Spain's government approved Tuesday a plan to spend 12 billion euros in the semiconductor and microchip sector amid persistent worldwide shortage of the devices that has disrupted the electronics and automotive industries.
The goal of the program financed mostly with European Union Covid-19 relief funds is for Spain "to become a key player in the global semiconductor value chain," Prime Minister Pedro Sanchez tweeted.
"We aim to create a solid ecosystem for the future of computing in Europe and attract large investments in the semiconductors industry," he added.
Sanchez met with the heads of chip makers Intel and Qualcomm on Tuesday at the World Economic Forum being held at the Swiss resort of Davos to discuss the plan.
The program will fund research and development, support Spanish firms in strategic projects, finance start-ups as well as domestic semiconductor production capacity.

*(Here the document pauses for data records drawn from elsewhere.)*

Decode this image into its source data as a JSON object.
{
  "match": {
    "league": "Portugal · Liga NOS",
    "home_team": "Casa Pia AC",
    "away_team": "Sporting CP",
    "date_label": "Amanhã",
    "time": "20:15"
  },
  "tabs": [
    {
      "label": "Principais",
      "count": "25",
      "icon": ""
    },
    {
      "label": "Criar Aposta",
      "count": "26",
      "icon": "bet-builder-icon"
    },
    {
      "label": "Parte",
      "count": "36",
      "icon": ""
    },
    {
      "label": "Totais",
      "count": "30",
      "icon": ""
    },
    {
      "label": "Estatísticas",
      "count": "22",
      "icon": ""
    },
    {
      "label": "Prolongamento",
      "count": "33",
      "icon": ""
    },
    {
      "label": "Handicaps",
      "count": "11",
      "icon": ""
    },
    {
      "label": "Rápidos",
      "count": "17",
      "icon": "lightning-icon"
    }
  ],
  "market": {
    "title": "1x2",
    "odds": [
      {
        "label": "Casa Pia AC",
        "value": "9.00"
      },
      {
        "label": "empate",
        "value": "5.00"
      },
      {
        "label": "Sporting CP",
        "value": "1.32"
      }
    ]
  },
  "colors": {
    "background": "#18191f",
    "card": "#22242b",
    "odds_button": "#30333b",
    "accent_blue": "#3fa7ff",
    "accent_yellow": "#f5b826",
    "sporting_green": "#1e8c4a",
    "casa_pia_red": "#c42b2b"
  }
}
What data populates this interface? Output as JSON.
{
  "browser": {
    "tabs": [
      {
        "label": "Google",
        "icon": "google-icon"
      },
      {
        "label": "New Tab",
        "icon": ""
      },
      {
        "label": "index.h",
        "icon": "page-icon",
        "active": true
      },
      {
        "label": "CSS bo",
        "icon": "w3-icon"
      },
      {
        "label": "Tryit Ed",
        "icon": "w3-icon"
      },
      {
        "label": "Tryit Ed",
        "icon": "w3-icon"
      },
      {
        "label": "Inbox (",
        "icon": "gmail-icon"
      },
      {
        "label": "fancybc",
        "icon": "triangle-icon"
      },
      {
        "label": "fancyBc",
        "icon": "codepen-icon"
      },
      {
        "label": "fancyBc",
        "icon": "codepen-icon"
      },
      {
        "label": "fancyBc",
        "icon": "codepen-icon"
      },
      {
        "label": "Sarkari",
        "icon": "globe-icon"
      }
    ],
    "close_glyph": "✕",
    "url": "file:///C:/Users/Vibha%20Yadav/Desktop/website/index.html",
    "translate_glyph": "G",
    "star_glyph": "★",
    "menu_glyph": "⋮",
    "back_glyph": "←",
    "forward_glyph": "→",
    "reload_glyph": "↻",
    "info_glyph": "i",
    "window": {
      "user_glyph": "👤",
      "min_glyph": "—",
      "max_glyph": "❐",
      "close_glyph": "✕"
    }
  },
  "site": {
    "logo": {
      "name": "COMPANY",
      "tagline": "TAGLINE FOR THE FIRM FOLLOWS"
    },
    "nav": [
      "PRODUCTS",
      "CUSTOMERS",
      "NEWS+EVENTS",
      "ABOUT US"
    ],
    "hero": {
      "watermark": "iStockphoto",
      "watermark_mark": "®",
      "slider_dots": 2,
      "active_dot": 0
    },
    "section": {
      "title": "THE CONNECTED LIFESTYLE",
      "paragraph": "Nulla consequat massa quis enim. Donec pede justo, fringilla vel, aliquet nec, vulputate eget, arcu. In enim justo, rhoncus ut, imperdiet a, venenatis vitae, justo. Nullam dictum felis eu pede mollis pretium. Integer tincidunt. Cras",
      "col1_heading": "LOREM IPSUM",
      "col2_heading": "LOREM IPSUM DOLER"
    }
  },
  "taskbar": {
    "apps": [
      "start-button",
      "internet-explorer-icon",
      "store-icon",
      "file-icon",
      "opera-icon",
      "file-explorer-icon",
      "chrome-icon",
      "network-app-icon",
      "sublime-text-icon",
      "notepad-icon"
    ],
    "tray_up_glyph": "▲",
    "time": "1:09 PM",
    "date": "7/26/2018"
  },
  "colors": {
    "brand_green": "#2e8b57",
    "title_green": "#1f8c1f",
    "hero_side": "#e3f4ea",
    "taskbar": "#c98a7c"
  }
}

It will cover "the entire value chain from design to chip manufacturing," Economy Minister Nadia Calvino told a news conference after a weekly cabinet meeting that approved the plan.
"The aim is to comprehensively develop the design and production capacities of the Spanish microelectronics and semiconductor industry," she added.
Mainly made in Asia, semiconductors and microchips are needed to make a wide range of products from cars to washing machines to smartphones.
An unexpected surge in demand due to expanding digitalization and supply change problems caused by the pandemic has created a global shortage of semiconductors and microchips.
The shortage has slowed manufacturing activity, with automakers pausing production and electronic device makers struggling to keep up with demand for phones, TVs and gaming consoles.
The European Union in February unveiled a 43-billion-euro plan to quadruple the supply of semiconductors in Europe by 2030 and reduce its dependence on Asia for the key component.
The aim of the plan is to double its current semiconductor market share to 20% in 2030.
Copyright Agence France-Presse, 2022